Can the equivalent of a man-made volcanic eruption every 2-3 years save us from the negative impacts of climate change? Geoengineering solutions such as this were the topic of our recent FOSEP discussion with Dr. Tom Ackerman from UW’s Department of Atmospheric Sciences. Injecting 8 megatons on sulfur into the stratosphere every 2-3 years would increase the reflectivity of the atmosphere, potentially slowing the warming of the earth. We could also make an impact on global warming by increasing the reflectivity of the clouds by 30% or launching sunshades into space to cover a total area of 1700 x 1700 km.
But even if the technology exists to move forward with these ideas, should we? Climate change is a complex international issue that will produce winners and losers. Who will make decisions about the course of action?

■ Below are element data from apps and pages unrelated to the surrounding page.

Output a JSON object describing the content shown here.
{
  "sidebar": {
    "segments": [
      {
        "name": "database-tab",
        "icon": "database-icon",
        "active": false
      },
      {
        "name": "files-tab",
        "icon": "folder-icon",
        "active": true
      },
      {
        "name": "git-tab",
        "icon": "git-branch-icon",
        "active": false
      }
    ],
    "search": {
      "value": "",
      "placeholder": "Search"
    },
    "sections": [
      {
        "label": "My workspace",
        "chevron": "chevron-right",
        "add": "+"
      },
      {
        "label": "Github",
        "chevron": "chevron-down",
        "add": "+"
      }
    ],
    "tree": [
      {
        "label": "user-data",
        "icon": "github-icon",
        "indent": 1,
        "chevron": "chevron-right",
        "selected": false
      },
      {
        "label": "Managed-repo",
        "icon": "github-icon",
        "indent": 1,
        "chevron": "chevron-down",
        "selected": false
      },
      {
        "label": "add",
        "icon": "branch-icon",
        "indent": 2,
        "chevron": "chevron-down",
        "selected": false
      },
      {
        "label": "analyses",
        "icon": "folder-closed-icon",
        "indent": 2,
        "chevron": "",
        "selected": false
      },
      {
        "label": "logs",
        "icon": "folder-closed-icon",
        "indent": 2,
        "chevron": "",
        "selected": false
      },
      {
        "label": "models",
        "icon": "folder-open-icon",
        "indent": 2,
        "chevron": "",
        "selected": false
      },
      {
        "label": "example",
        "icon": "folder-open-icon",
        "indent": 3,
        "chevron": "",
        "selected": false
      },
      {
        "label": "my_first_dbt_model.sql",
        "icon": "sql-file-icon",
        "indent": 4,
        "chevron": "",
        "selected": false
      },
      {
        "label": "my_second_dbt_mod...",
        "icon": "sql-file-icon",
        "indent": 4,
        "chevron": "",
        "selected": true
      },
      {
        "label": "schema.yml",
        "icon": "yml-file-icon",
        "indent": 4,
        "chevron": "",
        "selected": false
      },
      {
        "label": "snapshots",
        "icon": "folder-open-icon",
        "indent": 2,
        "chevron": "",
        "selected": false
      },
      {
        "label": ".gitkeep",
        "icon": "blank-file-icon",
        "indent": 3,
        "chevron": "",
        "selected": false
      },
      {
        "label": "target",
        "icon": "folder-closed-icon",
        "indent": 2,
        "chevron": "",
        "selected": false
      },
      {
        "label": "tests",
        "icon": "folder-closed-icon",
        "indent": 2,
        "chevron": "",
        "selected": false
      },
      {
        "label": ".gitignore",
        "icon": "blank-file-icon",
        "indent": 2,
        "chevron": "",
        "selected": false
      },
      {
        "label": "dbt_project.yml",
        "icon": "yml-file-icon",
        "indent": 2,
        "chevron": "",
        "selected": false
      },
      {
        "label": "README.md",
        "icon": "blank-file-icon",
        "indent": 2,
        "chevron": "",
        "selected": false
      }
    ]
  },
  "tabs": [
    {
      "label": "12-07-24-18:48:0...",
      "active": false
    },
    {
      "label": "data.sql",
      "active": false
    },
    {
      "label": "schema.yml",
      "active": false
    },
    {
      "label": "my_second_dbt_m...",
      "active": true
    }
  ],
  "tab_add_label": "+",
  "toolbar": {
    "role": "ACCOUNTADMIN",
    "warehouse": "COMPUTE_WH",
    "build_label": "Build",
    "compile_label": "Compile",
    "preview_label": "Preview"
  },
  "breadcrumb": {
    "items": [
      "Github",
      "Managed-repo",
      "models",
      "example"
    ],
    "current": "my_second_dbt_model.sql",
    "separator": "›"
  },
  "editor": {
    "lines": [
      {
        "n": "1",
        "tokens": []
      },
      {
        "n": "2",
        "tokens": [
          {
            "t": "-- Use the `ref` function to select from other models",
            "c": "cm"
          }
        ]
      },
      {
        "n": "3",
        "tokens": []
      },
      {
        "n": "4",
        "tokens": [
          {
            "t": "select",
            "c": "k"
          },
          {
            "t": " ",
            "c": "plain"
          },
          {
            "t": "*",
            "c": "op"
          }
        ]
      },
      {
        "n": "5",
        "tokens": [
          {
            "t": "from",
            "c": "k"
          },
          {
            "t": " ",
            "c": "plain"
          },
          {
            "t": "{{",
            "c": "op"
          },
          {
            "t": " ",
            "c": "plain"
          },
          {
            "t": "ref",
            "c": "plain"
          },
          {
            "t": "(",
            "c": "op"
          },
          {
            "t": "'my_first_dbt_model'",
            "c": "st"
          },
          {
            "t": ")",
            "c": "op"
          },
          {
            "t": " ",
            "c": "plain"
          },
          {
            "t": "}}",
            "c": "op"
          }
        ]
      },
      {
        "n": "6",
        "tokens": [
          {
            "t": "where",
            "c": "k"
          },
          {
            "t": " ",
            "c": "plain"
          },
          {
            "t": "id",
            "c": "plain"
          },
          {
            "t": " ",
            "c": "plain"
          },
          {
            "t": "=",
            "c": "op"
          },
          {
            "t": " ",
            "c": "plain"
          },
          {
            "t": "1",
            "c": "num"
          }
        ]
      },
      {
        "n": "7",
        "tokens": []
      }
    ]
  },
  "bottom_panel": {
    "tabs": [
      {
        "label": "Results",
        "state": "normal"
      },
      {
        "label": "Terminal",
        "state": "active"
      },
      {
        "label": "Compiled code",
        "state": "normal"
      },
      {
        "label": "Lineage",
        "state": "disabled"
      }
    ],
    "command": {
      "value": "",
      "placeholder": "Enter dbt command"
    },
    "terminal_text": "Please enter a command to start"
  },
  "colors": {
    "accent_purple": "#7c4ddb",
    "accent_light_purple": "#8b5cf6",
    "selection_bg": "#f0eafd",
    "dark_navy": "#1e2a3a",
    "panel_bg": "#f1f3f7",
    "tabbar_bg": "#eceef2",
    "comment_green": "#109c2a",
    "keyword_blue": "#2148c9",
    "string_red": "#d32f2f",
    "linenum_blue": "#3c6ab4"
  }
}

One final note: these proposed geoengineering solutions would not reduce the amount of CO2 in the atmosphere. They could only potentially control the temperature. Increasing CO2 levels have major potential consequences for ocean acidification. And if we ever stopped the geoengineering solution, the temperature would likely quickly rebound to where it had been if we had done nothing.
For a discussion of moral issues in geoengineering, see this 1996 work by Dale Jamieson.
What do you think of geoengineering? Use the technology we have? Need more research?